Dataset items:
════════
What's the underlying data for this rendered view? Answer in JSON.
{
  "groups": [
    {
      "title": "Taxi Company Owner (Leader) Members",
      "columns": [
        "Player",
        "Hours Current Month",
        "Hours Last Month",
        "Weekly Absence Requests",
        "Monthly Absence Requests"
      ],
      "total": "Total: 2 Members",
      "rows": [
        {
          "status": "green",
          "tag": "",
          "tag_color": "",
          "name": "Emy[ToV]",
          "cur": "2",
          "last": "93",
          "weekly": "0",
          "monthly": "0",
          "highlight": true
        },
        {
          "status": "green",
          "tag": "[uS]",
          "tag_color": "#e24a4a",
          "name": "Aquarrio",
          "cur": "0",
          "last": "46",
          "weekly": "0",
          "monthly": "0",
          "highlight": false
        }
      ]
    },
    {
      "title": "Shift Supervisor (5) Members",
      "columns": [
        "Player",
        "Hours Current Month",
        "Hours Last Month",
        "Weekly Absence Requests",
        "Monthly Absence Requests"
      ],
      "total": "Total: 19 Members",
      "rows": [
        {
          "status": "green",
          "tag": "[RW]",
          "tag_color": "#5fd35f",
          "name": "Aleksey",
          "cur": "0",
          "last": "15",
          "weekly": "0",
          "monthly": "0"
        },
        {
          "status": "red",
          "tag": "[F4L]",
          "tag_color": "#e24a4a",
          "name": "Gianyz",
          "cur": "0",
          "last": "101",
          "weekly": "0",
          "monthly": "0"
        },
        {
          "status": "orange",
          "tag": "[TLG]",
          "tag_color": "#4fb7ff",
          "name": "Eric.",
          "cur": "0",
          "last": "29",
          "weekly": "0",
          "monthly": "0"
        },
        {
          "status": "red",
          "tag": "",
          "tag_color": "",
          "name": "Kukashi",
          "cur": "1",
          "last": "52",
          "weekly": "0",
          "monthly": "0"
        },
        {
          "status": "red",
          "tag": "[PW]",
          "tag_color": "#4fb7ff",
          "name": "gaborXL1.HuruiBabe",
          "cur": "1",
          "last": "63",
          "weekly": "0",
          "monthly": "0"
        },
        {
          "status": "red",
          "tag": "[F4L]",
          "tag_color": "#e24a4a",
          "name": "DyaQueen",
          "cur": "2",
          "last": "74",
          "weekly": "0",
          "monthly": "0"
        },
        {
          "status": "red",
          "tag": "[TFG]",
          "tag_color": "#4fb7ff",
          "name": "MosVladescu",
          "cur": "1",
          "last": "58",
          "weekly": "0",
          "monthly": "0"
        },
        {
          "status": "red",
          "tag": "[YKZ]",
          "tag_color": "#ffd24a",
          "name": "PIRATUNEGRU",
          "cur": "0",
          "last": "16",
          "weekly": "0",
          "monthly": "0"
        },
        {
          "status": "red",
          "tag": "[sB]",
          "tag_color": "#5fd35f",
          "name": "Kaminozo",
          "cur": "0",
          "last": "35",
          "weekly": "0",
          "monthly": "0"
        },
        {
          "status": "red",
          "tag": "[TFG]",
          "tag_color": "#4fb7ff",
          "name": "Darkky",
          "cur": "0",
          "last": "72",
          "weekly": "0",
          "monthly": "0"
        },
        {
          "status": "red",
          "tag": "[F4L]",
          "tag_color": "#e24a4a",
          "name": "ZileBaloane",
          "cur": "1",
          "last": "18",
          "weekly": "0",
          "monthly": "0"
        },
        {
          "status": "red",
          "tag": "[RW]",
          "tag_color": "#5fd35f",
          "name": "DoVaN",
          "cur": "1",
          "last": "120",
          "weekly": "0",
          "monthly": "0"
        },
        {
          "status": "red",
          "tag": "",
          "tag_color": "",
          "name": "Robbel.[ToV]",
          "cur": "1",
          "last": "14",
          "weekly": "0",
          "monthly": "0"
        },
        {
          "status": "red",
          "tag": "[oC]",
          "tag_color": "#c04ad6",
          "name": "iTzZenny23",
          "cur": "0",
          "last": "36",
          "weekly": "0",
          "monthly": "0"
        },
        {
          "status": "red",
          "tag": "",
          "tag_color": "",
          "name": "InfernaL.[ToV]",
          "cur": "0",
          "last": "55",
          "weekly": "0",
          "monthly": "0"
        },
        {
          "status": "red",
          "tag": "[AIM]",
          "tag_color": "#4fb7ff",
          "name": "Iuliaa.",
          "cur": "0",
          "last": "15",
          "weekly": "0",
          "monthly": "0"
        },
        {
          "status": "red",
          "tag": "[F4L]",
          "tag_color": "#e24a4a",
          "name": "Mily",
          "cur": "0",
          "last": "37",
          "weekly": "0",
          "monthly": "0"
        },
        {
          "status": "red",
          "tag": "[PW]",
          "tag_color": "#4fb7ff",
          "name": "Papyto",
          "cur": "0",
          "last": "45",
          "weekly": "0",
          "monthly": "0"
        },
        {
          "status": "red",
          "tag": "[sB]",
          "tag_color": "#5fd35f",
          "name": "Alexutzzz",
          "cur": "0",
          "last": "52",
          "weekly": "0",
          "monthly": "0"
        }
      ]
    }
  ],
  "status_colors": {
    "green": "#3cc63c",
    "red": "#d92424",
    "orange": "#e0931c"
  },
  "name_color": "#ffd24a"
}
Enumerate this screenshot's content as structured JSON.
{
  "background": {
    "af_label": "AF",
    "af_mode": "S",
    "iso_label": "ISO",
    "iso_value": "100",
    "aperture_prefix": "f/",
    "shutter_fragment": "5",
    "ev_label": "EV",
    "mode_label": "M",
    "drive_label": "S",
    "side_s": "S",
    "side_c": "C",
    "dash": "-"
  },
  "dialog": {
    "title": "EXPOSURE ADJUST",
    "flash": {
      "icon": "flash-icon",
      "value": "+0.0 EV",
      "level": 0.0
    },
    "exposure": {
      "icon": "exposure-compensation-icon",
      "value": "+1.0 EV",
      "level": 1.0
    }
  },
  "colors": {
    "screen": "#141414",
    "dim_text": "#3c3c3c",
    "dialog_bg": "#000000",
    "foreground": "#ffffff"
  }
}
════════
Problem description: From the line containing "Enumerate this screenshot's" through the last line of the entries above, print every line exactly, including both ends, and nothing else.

Response:
Enumerate this screenshot's content as structured JSON.
{
  "background": {
    "af_label": "AF",
    "af_mode": "S",
    "iso_label": "ISO",
    "iso_value": "100",
    "aperture_prefix": "f/",
    "shutter_fragment": "5",
    "ev_label": "EV",
    "mode_label": "M",
    "drive_label": "S",
    "side_s": "S",
    "side_c": "C",
    "dash": "-"
  },
  "dialog": {
    "title": "EXPOSURE ADJUST",
    "flash": {
      "icon": "flash-icon",
      "value": "+0.0 EV",
      "level": 0.0
    },
    "exposure": {
      "icon": "exposure-compensation-icon",
      "value": "+1.0 EV",
      "level": 1.0
    }
  },
  "colors": {
    "screen": "#141414",
    "dim_text": "#3c3c3c",
    "dialog_bg": "#000000",
    "foreground": "#ffffff"
  }
}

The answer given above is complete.